Share your knowledge, experience, and ideas about Camunda with fellow users.
From something as little as a typo in the documentation to something as big as the proposal and contribution of a whole new module, we try to create a constructive athmosphere in which your contribution advances the Camunda community.
Help other users get their processes running by contributing knowledge on the Camunda forum
Help make Camunda more robust by contributing error reports
Help make Camunda more awesome by contributing feature ideas
Make your idea part of Camunda by contributing code
Assist other users with implementing their processes with Camunda BPM on the user forum. By sharing your own solutions, you can initiate a constructive discussion around them, gain new insights, and help others.
Be it an error in our documentation or a bug in the core process engine, we welcome error reports of any kind so that we can improve Camunda steadily. Share your findings on the Camunda user forum. Help others track down the problem by providing a precise problem description and steps to reproduce the problem.
For anything code-related, consider creating a test case that reproduces the problem. See the unit testing template for a ready-made Java project that saves you the effort of setting up a Camunda Maven project from scratch.
We strive to make Camunda BPM better every day. Check our roadmap for the features that we consider most useful to our community and that we are aiming to implement in the short term. Check our JIRA issue tracker for the entire backlog of feature ideas.
Do you miss a feature and have an idea how to make Camunda even more awesome? Don't hesitate to share your thoughts on the Camunda user forum. This allows Camunda users and developers to share their thoughts, to challenge and validate your proposal. If a consensus is reached, we can distill concise feature requests into the Camunda issue trackers (e.g. Camunda JIRA issue tracker for the core of Camunda BPM).

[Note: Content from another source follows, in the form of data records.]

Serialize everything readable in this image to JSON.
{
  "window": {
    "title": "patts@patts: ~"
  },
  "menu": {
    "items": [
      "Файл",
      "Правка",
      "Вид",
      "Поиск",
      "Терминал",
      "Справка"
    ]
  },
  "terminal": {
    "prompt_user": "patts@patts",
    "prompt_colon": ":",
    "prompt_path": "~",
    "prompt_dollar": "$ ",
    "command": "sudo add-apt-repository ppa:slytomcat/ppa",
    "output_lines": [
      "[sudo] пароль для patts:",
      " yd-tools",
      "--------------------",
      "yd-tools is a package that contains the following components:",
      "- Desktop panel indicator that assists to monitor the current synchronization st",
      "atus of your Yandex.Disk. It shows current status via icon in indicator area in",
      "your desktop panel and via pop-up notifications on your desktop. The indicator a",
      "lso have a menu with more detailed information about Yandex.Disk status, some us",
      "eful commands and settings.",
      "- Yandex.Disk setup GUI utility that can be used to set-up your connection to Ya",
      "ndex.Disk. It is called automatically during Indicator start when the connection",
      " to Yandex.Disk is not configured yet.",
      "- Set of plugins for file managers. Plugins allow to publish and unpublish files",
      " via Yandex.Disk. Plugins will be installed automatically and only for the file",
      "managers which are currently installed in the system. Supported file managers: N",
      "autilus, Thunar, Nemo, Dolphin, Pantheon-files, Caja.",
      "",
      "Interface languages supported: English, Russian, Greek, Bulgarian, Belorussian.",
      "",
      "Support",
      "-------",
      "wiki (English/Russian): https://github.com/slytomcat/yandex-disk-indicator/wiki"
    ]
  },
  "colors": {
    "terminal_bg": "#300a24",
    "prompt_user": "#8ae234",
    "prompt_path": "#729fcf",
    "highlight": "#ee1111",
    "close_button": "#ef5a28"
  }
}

Code contributions are your tool to get things done. In the core Camunda team, we continuously evaluate the backlog and prioritize tasks. We try to focus on those tasks that are most useful to a majority of users, yet we take the liberty to choose our own work. By providing code, you improve Camunda BPM and become independent of the core Camunda team's priorities.
The range of possible contributions covers:
Code contributions take error reports and feature ideas one step further. Unless it is a simple fix, we encourage you to share those on the user forum before providing the corresponding code. With this additional feedback cycle, you can get hints from experienced Camunda users and developers before investing a lot of effort into implementation.
Code can be contributed in two forms:
|Contributions must fit into the scope of Camunda BPM. The ultimate decision is up the Camunda core team.||Suitable for anything, especially things that are not in the core scope of Camunda.|
|Code and API must have at least the quality of the core codebase.||No restrictions on code quality and API design.|
|Once contributed, code is maintained and supported by Camunda.||Code is maintained and supported by community members. Camunda offers github repository and testing infrastructure.|
|Features and fixes remain stable for any future Camunda 7 release.||Project evolution is up to the maintainers.|
|Code is released as part of Camunda BPM release cycles.||Release cycle is up to the maintainers.|
|Camunda announces major contributions on its communication channels (Blog, Twitter, ...).||Possibility to provide content for distribution on Camunda communication channels.|
See the list of existing community extensions to get an idea of what a community extension can be.
Throughout the contribution process, Camunda core developers and the community support you on the contributions forum with:
For larger contributions (core codebase or community extension), a Camunda core developer will be primarily responsible to guide you through the contribution process and remove obstacles wherever necessary. However, it is still you who has to drive the contribution.
See the Camunda github organization for all the repositories you may contribute to. Out of these, the primary ones are:
When writing code, make sure to adhere to the contribution guidelines that are provided in the respective repository. When you are done, submit your contribution as a pull request. A maintainer of the repository will review it and may request improvements. If everything is fine, your code will be merged.
For documentation improvements, note that every page has a github link that directly takes you to the source file of the documentation page you are browsing.